Sever’s disease is the most common cause of heel pain in the adolescent. It affect boys more than girls and generally presents between the age of 8-12, although around 10-11 is the most common age. It will go away by itself, but often can be present for a long time.

The pain in Sever’s comes from the calcaneal growth plate (unfused area) at the rear of the calcaneus (heel) bone. The Achilles tendon and plantarfascia pull on this area during activity and with more activity comes more stress.

Unfortunately Sever’s (let’s skip the disease part – as it isn’t a disease at all) is often managed by forced reduction in activity, rather than proactive management. This means the young athlete is unable to take part in much of the sport and activity that they may potentially be able to do if better managed. Taping of the arch is particularly useful in most cases and can be taught to parents/coaches to assist in their child’s pain reduction.
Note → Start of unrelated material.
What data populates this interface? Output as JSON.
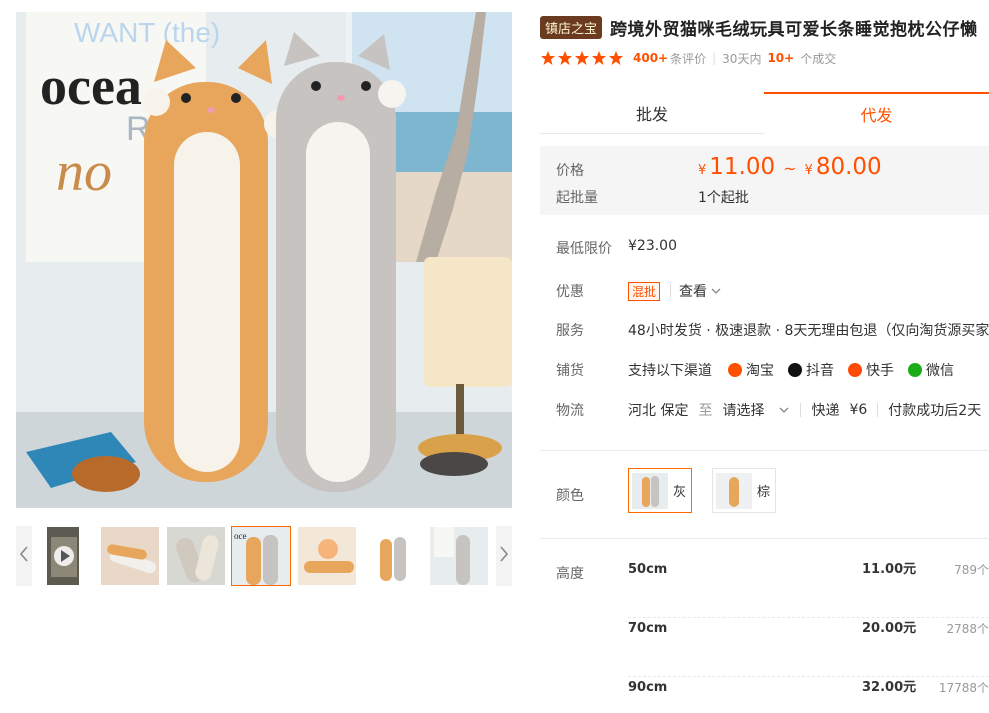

Physiotherapy for Sever’s can include:
– a full assessment to rule out other contributors (muscle/bony imbalances, bone stress/fractures, non-musculoskeletal causes)
– pain relief (RICE)
– massage and stretching of the tight calf muscles
– taping of the arch to provide support for the arch and compression of the growth plate
– referral to doctor for pain relief or podiatrist for orthotic prescription
– occasional fixed ankle position walking boot
– gait (walking/running) education
– strengthening of the calf and arch muscles
– safe reloading exercises: jumping/hopping/running
– management/decision-making on safe levels of activity
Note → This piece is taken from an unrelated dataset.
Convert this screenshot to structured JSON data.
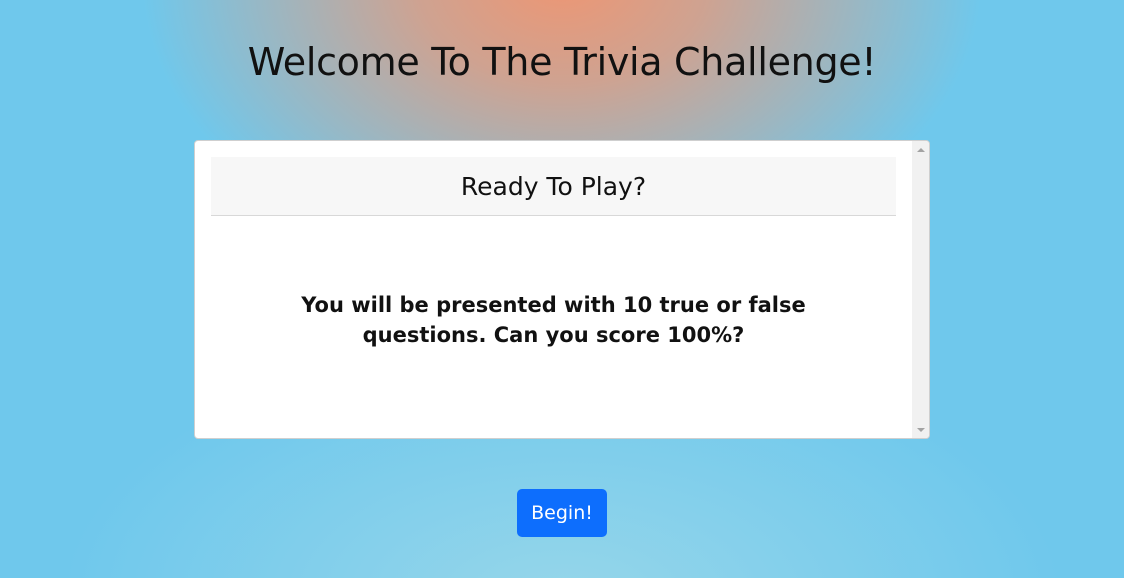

The main aim of physiotherapy management is to see the young athlete through this time in their life where these type of problems are common and allow them to take as much of an active role in social activity and sports as possible.

James Thompson